The team was able to identify the top 10 genes broadly associated with each prognosis. In particular, high expression of FOXM1, a gene involved in cell growth, was associated with a poor prognosis across cancers. Meanwhile, the expression of a gene known to be involved in immune responses, KLRB1, seemed to have as broad a protective effect.
To get a better sense of the immune component of outcomes, the researchers applied Cibersort to the problem, painting a sweeping portrait of the association of immune cells with prognoses.
“Immune cell contributions can be upside-down from cancer to cancer,” says Alizadeh. “An immune cell like a macrophage can be favorably prognostic in a lymphoma, but very adversely so in, say, a breast cancer. If you were trying to engage macrophages with an immunotherapy, you might want to know about that.”
PRECOG, which is freely accessible, has obvious implications for cancer research and the development of new therapies and diagnostics. Diehn has already led a study, published in the Journal of the National Cancer Institute in 2015, reporting a potential diagnostic test for NSCLC based in part on information gleaned from PRECOG.
“The test predicts which patients will benefit from more aggressive, systemic therapy after having lung tumors removed in early stage lung cancers,” says Diehn. The test would have to be validated in a large clinical trial, he notes, but because it only requires detection of nine genes, most clinical labs would be able to perform the assessment.

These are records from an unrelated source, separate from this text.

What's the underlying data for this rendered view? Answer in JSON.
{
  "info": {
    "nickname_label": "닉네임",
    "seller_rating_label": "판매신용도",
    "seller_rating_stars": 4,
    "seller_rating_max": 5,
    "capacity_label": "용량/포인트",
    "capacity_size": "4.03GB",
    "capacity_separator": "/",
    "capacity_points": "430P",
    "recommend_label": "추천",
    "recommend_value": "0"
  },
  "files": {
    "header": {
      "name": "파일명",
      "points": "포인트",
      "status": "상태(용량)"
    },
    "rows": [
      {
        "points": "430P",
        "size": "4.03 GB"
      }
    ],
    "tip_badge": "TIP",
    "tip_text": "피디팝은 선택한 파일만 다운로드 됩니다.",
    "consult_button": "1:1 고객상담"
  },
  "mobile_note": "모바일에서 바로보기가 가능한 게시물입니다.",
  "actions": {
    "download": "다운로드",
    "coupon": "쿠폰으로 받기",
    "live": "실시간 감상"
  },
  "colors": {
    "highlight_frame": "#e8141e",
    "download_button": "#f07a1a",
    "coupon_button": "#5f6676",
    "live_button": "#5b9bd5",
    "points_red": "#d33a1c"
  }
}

“As oncologists,” says Alizadeh, “we are often humbled by the fact that we’re shooting in the dark and lack the tools we need to see the responses we’re hoping to see. But we’re very hopeful.”
With good reason, it would appear.